Things were spinning again now. The sky was falling down to meet me, the earth rising up. I felt myself slipping sideways.
“Does anyone know about us, Jack?” He glared at me earnestly.
“No. It’s our secret.”
“I never even told Janet,” David said.
I was moving closer and closer. Soon. Very soon.
“See, Jack, there’s so much you don’t know—things that no one’s gonna believe.”
“So tell me.”
“Guys like you and me, Jack, we don’t matter. These kind of people are way out of our league. You get in their way and they just tell someone to snuff you out.”
“What kind of people? Who are you talking about?”
“You’d never believe how high it goes. Had no idea there were men like that who’d want to…” He began to cry again, continuing between sobs: “Shit. The copper told me. They take what they want and just use people. They had to cover it up, see? If they hadn’t fitted me up it would’ve been someone else.” He broke down again, his voice barely a croak.
“Listen, David. If someone framed you, then tell me and I’ll help.”
I was about three feet away from him now, clinging onto the strut in front of me.
David Hart frowned through his tears. “Will you really help me, Jack? Will you really try to find someone who’ll listen to me?”
“Yes. I swear it. Okay?”
“You mean it?”
“I won’t lie. They are going to charge you with the murders. But we fight it. You tell me all you know. And I’ll fight for you. God knows, I always have, haven’t I?”
“But what if—?”
“—Forget what if, David, nothing else matters but you surviving so that you can look after your little girl. It’s Sian that matters. You’ve got to focus on Sian. She needs you. And Janet’s not as badly hurt as you think. She’ll be okay.”

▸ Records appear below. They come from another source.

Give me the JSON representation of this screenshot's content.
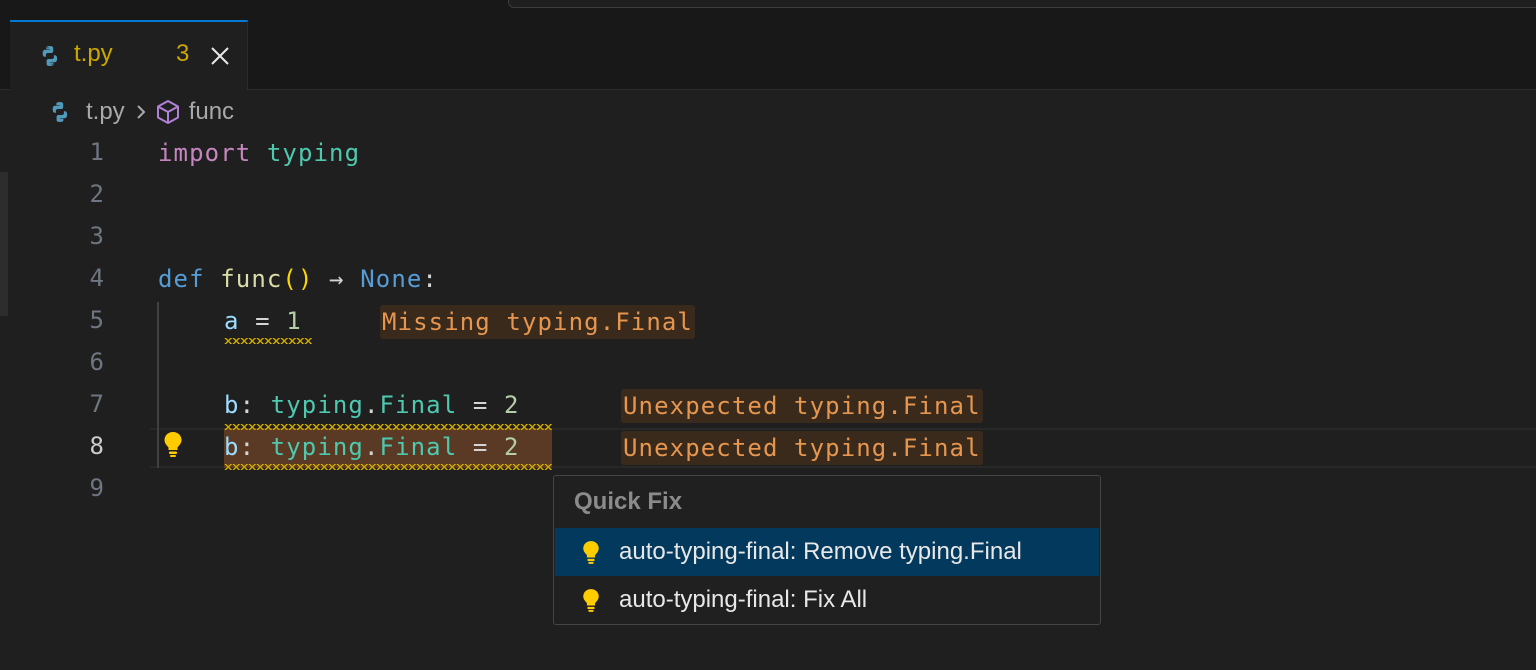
{
  "tab": {
    "filename": "t.py",
    "problem_count": "3"
  },
  "breadcrumb": {
    "file": "t.py",
    "symbol": "func"
  },
  "gutter": {
    "lines": [
      "1",
      "2",
      "3",
      "4",
      "5",
      "6",
      "7",
      "8",
      "9"
    ],
    "active_line": "8"
  },
  "code": {
    "line1": {
      "kw": "import",
      "module": "typing"
    },
    "line4": {
      "kw": "def",
      "name": "func",
      "parens": "()",
      "arrow": "→",
      "ret": "None",
      "colon": ":"
    },
    "line5": {
      "var": "a",
      "eq": " = ",
      "value": "1"
    },
    "line7": {
      "var": "b",
      "colon": ": ",
      "module": "typing",
      "dot": ".",
      "type": "Final",
      "eq": " = ",
      "value": "2"
    },
    "line8": {
      "var": "b",
      "colon": ": ",
      "module": "typing",
      "dot": ".",
      "type": "Final",
      "eq": " = ",
      "value": "2"
    }
  },
  "diagnostics": {
    "line5": "Missing typing.Final",
    "line7": "Unexpected typing.Final",
    "line8": "Unexpected typing.Final"
  },
  "quick_fix": {
    "title": "Quick Fix",
    "items": [
      {
        "label": "auto-typing-final: Remove typing.Final",
        "selected": true,
        "icon": "lightbulb-icon"
      },
      {
        "label": "auto-typing-final: Fix All",
        "selected": false,
        "icon": "lightbulb-icon"
      }
    ]
  },
  "colors": {
    "warning": "#cca700",
    "accent": "#0078d4",
    "selection": "#04395e",
    "inlay_text": "#e6964e"
  }
}
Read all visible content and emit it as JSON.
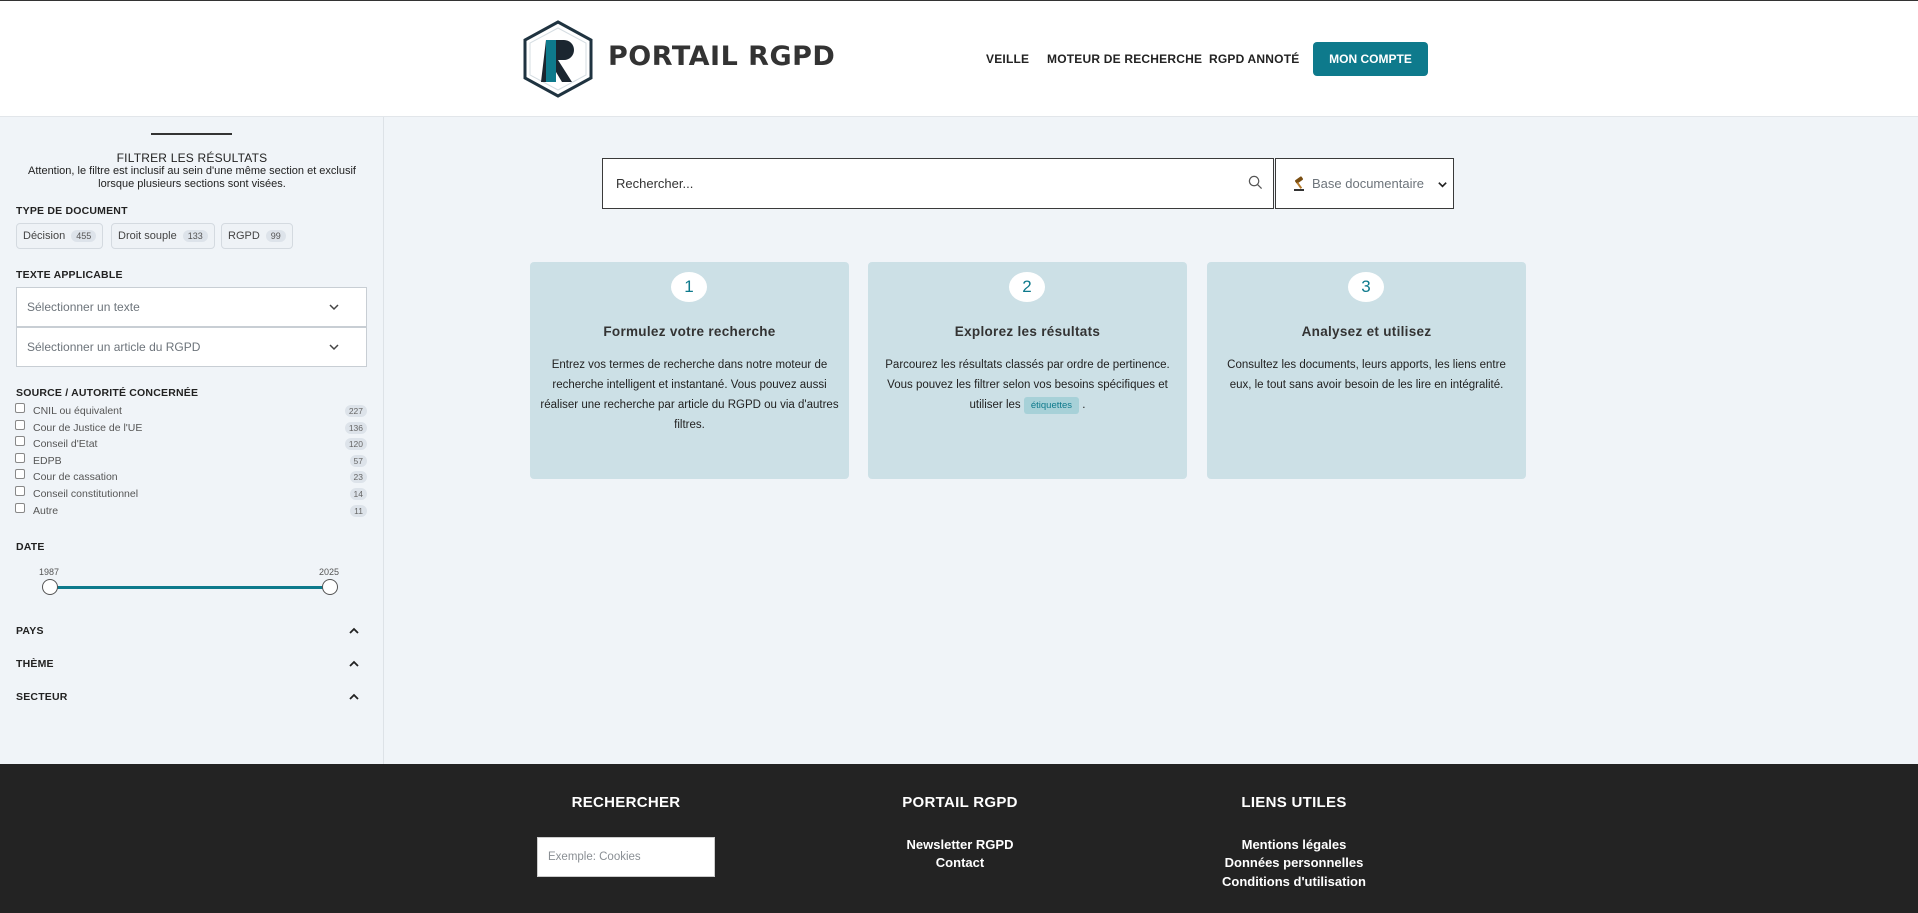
{
  "header": {
    "brand": "PORTAIL RGPD",
    "nav": [
      "VEILLE",
      "MOTEUR DE RECHERCHE",
      "RGPD ANNOTÉ"
    ],
    "account_button": "MON COMPTE"
  },
  "sidebar": {
    "title": "FILTRER LES RÉSULTATS",
    "note": "Attention, le filtre est inclusif au sein d'une même section et exclusif lorsque plusieurs sections sont visées.",
    "doc_type": {
      "label": "TYPE DE DOCUMENT",
      "chips": [
        {
          "label": "Décision",
          "count": "455"
        },
        {
          "label": "Droit souple",
          "count": "133"
        },
        {
          "label": "RGPD",
          "count": "99"
        }
      ]
    },
    "text": {
      "label": "TEXTE APPLICABLE",
      "select_text": "Sélectionner un texte",
      "select_article": "Sélectionner un article du RGPD"
    },
    "source": {
      "label": "SOURCE / AUTORITÉ CONCERNÉE",
      "items": [
        {
          "label": "CNIL ou équivalent",
          "count": "227"
        },
        {
          "label": "Cour de Justice de l'UE",
          "count": "136"
        },
        {
          "label": "Conseil d'Etat",
          "count": "120"
        },
        {
          "label": "EDPB",
          "count": "57"
        },
        {
          "label": "Cour de cassation",
          "count": "23"
        },
        {
          "label": "Conseil constitutionnel",
          "count": "14"
        },
        {
          "label": "Autre",
          "count": "11"
        }
      ]
    },
    "date": {
      "label": "DATE",
      "min": "1987",
      "max": "2025"
    },
    "collapsibles": [
      "PAYS",
      "THÈME",
      "SECTEUR"
    ]
  },
  "search": {
    "placeholder": "Rechercher...",
    "base_select": "Base documentaire"
  },
  "cards": [
    {
      "num": "1",
      "title": "Formulez votre recherche",
      "desc": "Entrez vos termes de recherche dans notre moteur de recherche intelligent et instantané. Vous pouvez aussi réaliser une recherche par article du RGPD ou via d'autres filtres."
    },
    {
      "num": "2",
      "title": "Explorez les résultats",
      "desc": "Parcourez les résultats classés par ordre de pertinence. Vous pouvez les filtrer selon vos besoins spécifiques et utiliser les",
      "tag": "étiquettes",
      "desc_end": "."
    },
    {
      "num": "3",
      "title": "Analysez et utilisez",
      "desc": "Consultez les documents, leurs apports, les liens entre eux, le tout sans avoir besoin de les lire en intégralité."
    }
  ],
  "footer": {
    "col1": {
      "title": "RECHERCHER",
      "placeholder": "Exemple: Cookies"
    },
    "col2": {
      "title": "PORTAIL RGPD",
      "links": [
        "Newsletter RGPD",
        "Contact"
      ]
    },
    "col3": {
      "title": "LIENS UTILES",
      "links": [
        "Mentions légales",
        "Données personnelles",
        "Conditions d'utilisation"
      ]
    }
  },
  "colors": {
    "accent": "#0e7a8c",
    "card": "#cce0e6",
    "footer": "#232323"
  }
}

“Yeah?” He looked down and swayed slightly. “You’re right. Sian does need me.”
“And I’m going to help you, David, I swear we’ll sort it out.”
“Just like you always have, Jack? You’ll help me again? Whatever sort of shit they throw at you?”
I nodded. “But first things first. I’ll shuffle backwards, you come towards me.”
Still clinging to the bar in front of me, I moved back. He came towards me. As he came closer I could see the expression in his eyes. The faint beginnings of relief, of hope, in their depths. He raised his hand, lifting it up towards me.
And then? Who knows?
He slipped, stumbled, couldn’t hold on any longer.
All in a flash, he slid sideways. Then tumbled over.
His hands were scrabbling frantically as he tried to hang onto the bar. One of them clung on. The other waved wildly, swinging around to try and get a handhold.
I shimmied above him, reached down and grabbed his waving hand with both of mine. Pulled as hard as I could, gripping the metal framework tightly between my knees.
His left hand couldn’t hold the slippery steel any longer. As he let go, his full weight jerked against me. I gripped as tightly as I could.
“Please!” He was yelling, tears running down his cheeks. “PLEASE! DON’T LET ME DIE. I WANT TO SEE MY BABY!”
And then I felt my body swivel sideways.
I was tumbling over the barrier. Falling with him.
Get the rest free by clicking: